Every year, an estimated 40 percent of Americans make New Year’s resolutions, but one study suggests that only 12 percent actually accomplish their goals. Why do so many of us start each new year with resolutions, only to drop them once the hope of a fresh start diminishes?
The cultural message about our unsuccessful attempts to stick to our resolutions is that we’re lazy, distracted, or incompetent. But the standard resolutions model we’re given actually set us up to “fail” and thus break trust with ourselves, so that we’re left in doubt of our own ability to act from a place of empowered intentionality. When we fail to achieve our goals with that model, we’re told we lack willpower, and to try again. And again, and again, until we get tired and give up. We may get so discouraged and angry that we resolve never to make another “stupid resolution” again. But without setting and acting on our own intentions—whatever the time of year—how can we ever hope to be empowered, fulfilled, and truly free?
So rather than using the rickety cultural model of intention setting or neglecting to set any intentions at all, here’s how you can make empowered resolutions that actually nourish you. Let’s take, for example, the most statistically common resolution—“lose weight”—and go through five steps that can support you in making more joyful, nourishing resolutions that inspire you to tend to your needs throughout the coming year. (We’ll save the complicated discussion of why weight loss is the most common resolution for another time. For now, let’s assume the best—that the needs underlying the resolution “lose weight” are overall health, ease of movement, strength and flexibility, longevity, stress release, and physical pleasure and joy.)
1) Make clear, actionable requests of yourself.
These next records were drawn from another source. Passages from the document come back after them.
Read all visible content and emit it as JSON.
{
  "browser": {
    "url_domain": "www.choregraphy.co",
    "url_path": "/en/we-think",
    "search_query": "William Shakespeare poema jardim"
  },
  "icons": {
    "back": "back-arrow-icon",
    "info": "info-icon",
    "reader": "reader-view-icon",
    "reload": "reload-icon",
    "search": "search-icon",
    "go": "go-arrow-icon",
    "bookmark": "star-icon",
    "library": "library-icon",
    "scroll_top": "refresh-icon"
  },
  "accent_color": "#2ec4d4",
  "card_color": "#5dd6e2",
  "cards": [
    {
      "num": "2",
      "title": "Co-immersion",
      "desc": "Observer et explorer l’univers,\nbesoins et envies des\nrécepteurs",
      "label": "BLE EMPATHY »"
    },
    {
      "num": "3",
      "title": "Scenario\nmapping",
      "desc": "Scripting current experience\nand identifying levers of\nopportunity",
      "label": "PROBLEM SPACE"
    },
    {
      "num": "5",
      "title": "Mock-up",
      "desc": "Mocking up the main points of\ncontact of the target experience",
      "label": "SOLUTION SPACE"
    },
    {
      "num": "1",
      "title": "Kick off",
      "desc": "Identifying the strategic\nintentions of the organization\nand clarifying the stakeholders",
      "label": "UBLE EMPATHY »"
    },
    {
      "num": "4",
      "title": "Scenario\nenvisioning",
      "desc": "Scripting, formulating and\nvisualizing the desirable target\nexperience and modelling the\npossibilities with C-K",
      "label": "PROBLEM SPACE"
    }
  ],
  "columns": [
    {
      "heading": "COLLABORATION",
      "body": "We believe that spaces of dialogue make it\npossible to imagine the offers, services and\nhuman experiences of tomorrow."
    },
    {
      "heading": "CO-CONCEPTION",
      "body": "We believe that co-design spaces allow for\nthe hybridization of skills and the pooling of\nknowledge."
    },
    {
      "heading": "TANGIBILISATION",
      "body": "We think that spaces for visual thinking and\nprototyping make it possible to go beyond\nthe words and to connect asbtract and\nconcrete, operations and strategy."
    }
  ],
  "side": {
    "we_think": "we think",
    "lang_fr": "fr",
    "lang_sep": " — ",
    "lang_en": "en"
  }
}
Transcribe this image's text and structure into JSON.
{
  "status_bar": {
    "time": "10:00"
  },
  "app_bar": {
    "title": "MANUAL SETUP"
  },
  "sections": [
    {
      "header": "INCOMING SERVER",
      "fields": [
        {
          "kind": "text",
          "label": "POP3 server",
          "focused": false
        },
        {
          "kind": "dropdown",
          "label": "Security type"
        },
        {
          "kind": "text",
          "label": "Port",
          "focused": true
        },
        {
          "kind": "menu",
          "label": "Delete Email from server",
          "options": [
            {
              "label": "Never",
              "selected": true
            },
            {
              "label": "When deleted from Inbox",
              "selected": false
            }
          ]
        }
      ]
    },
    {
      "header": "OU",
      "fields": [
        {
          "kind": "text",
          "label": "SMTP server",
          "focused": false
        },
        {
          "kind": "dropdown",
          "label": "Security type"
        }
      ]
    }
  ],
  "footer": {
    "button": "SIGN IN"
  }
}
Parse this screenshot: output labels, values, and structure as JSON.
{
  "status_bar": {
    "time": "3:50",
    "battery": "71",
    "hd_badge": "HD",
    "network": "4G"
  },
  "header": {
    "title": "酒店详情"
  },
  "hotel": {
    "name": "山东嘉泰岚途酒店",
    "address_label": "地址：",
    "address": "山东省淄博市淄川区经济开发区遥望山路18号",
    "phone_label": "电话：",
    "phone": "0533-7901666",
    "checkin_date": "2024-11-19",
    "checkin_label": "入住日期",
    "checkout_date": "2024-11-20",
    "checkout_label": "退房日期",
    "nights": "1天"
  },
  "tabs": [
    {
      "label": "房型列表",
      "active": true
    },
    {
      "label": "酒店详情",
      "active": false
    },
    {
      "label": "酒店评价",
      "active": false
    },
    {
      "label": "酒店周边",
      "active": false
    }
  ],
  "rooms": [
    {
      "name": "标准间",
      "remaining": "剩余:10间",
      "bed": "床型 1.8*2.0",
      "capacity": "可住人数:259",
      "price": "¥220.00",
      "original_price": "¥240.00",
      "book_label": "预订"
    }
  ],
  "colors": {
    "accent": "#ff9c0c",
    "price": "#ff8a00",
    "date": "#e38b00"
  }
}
Oftentimes, our resolutions are too vague or results-oriented instead of action-oriented. “Lose weight” is a vague outcome detached from any actions that might actually lead to a shift in your experience of your body. Rather than falling into this common set-up and then feeling bad about yourself when your resolutions don’t magically come true, consider naming specific actions you’d genuinely enjoy taking that support your desired outcome. A clearer request around your body might look like: I’d like to move or exercise my body for at least thirty minutes a day. Already, this would be a more positive, achievable new year’s resolution.
2) Set intentions from a place of warmth, not harshness. If you set the intention to lose weight because our negative cultural messages have left you hating your current body and believing losing weight is the only path to love and acceptance from yourself and others, every action you take toward this resolution will be imbued with harshness, self-recrimination, and judgment. Any wonder that you’ll want to avoid the whole painful subject, and just continue to neglect your body’s well-being? As much as you can, add warmth to your resolutions. For example, we might revise the resolution above to be: I’d like to nurture my body with movement or exercise for at least thirty minutes a day. Notice how the quality of the intention—in this case, the intention of the movement being nurturing—is warming up.
3) Base resolutions on an internal “yes,” not on a dominating “should.” Setting conflicted intentions for yourself and then trying to force yourself into compliance is our culture’s common advice around resolutions (“will power” is really just an interchangeable phrase for self-domination), but strong-arming yourself isn’t the most effective nor most pleasurable way to actualize your goals. Rather than being guided by internal or external “shoulds,” which almost always result in resistance, chose an intention you actually feel a clear “yes” to in your body. For instance, when reading the hypothetical resolution above, imagine you felt a tightening in your body when you got to the words “at least,” and that you revised it to something like: I’d like to nurture my body with movement or exercise for around thirty minutes a day. Make sure you revise any words that you don’t have internal harmony around, until you can read the whole resolution and feel clear, open, spacious, and energized in your body. That’s what a clear “yes” feels like, and you’ll feel it even if your resolution seems challenging, so long as it’s a challenge you actually want to take on.
4) Empower your intentions with ongoing, moment-to-moment choice. Our culture tells us that force is more effective than free choice, but the moment you take choice out of your resolution is the moment you either doom the resolution to fail or condemn yourself to steely misery, and neither is a very fun way to live your life. Instead, make sure you give yourself choice around when and how you’ll act on your resolutions. For instance, continuing to revise our example from above, Every day that I’m willing to do so, I’d like to nurture my body with movement or exercise for around thirty minutes a day. Notice how much more alive, nurturing, and choiceful this resolution is than the initial “lose weight”? Wouldn’t it be more inspiring to hold and act on this intention throughout the year?
5) Share your resolutions for shared holding. Studies have shown that some people have greater success keeping their resolutions when they have support in holding those intentions, whether through a friend or professional supporter. Consider having a resolutions exchange with someone you love and trust, or allowing me to support you in the new year, so your efforts can fueled with encouragement, appreciation, and acknowledgement.
I’m wishing you all warm self-connection, nourishing intimacy with others, abiding overall health, and empowered lives rich with meaning, purpose, and contribution—in 2014 and beyond.
With love and empathy,